What Does California's Cancer Warning Mean?

What Does California's Cancer Warning Mean?

The state requires manufacturers to label products that contain certain chemicals

Consumer Reports magazine: March 2013

What does California know that you don’t? Readers from all over have long wondered at this or a similar warning: “This product contains a chemical known to the State of California to cause cancer, birth defects, or other reproductive harm.”

They’ve seen the words on products as varied as a flashlight, an eyeglass repair kit, a beach ball, a garden hose, a fishing rod, and—more troubling—on a coffee cup, a water bottle, a steering wheel cover, and an ointment to treat diaper rash. “We certainly want what’s best for baby,” said a New Yorker who bought the ointment, “so this product is going right in the trash!” In California the warning is even placed on some buildings.

What’s up? The answer is Proposition 65, the Safe Drinking Water and Toxic Enforcement Act of 1986. It was a California ballot initiative (voted on by the public) and requires the governor to publish an annual list of chemicals known to cause cancer or reproductive harm. The latest list includes hundreds of chemicals from A-alpha-C to zileuton. (Among the better-known entries are asbestos, benzene, lead, PCBs, and several phthalates.)

Manufacturers must include the warning if exposure to one or more of those chemicals exceeds “safe harbor levels” adopted by the state’s Office of Environmental Health Hazard Assessment. Prop 65 lists four things that can prompt the listing of a chemical. If evidence changes, chemicals may be delisted.

Although the warning is required only on products sold in California, companies may use it on all of their products to avoid creating different packaging for sales in that state.

Bottom line. “Consumers can decide on their own if they want to purchase or use” a product that bears a Prop 65 warning, says the OEHHA. Although the wording certainly gets your attention, it may not mean that the product violates a federal safety standard.

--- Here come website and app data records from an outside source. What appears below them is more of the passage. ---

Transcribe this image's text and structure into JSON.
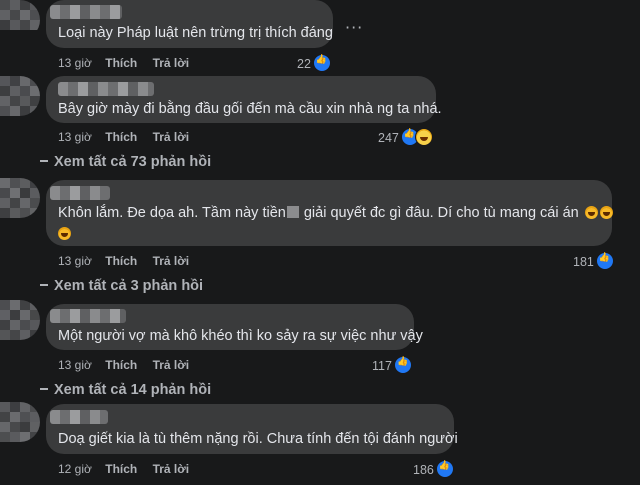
{
  "comments": [
    {
      "text": "Loại này Pháp luật nên trừng trị thích đáng",
      "time": "13 giờ",
      "like_label": "Thích",
      "reply_label": "Trả lời",
      "reaction_count": "22",
      "reactions": [
        "like"
      ],
      "more_icon": "ellipsis-icon"
    },
    {
      "text": "Bây giờ mày đi bằng đầu gối đến mà cầu xin nhà ng ta nhá.",
      "time": "13 giờ",
      "like_label": "Thích",
      "reply_label": "Trả lời",
      "reaction_count": "247",
      "reactions": [
        "like",
        "haha"
      ],
      "view_replies": "Xem tất cả 73 phản hồi"
    },
    {
      "text_before": "Khôn lắm. Đe dọa ah. Tầm này tiền",
      "text_after": " giải quyết đc gì đâu. Dí cho tù mang cái án",
      "time": "13 giờ",
      "like_label": "Thích",
      "reply_label": "Trả lời",
      "reaction_count": "181",
      "reactions": [
        "like"
      ],
      "view_replies": "Xem tất cả 3 phản hồi"
    },
    {
      "text": "Một người vợ mà khô khéo thì ko sảy ra sự việc như vậy",
      "time": "13 giờ",
      "like_label": "Thích",
      "reply_label": "Trả lời",
      "reaction_count": "117",
      "reactions": [
        "like"
      ],
      "view_replies": "Xem tất cả 14 phản hồi"
    },
    {
      "text": "Doạ giết kia là tù thêm nặng rồi. Chưa tính đến tội đánh người",
      "time": "12 giờ",
      "like_label": "Thích",
      "reply_label": "Trả lời",
      "reaction_count": "186",
      "reactions": [
        "like"
      ]
    }
  ],
  "colors": {
    "background": "#18191a",
    "bubble": "#3a3b3c",
    "text": "#e4e6eb",
    "secondary": "#b0b3b8",
    "like_blue": "#2078f4"
  }
}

Since businesses aren’t required to say exactly why a warning is on their product, the agency suggests that a concerned buyer contact the manufacturer to find out. The list of covered chemicals is available at the OEHHA website.

E-mail Newsletters

FREE e-mail Newsletters!
Choose from cars, safety, health, and more!
Already signed-up?
Manage your newsletters here too.

Latest From Consumer Reports

Laundry & cleaning
Best washing machines that cost $800 or lessVideo These workhorses of the laundry room won't break your budget.
Special report: How safe is your ground beef?Video Recalls of bacteria-tainted ground beef are all too frequent.
Hidden helpers in your phone are at your fingertips Smartphone functionality has zoomed way beyond driving directions.
Model S P85D
Tesla Model S P85D breaks our Ratings systemVideo This brutally quick luxury electric car earned a perfect road-test score.
Why you shouldn't buy drugs from sites outside of the U.S. There are safer ways to save on your prescription drug costs.
Consumer Reports
Interested in joining the Consumer Reports Board? Get details on applying for service on our board of directors.


and safety with
subscribers and fans

Follow us on:


Cars Build & Buy Car Buying Service
Save thousands off MSRP with upfront dealer pricing information and a transparent car buying experience.

See your savings


Mobile Get Ratings on the go and compare
while you shop

Learn more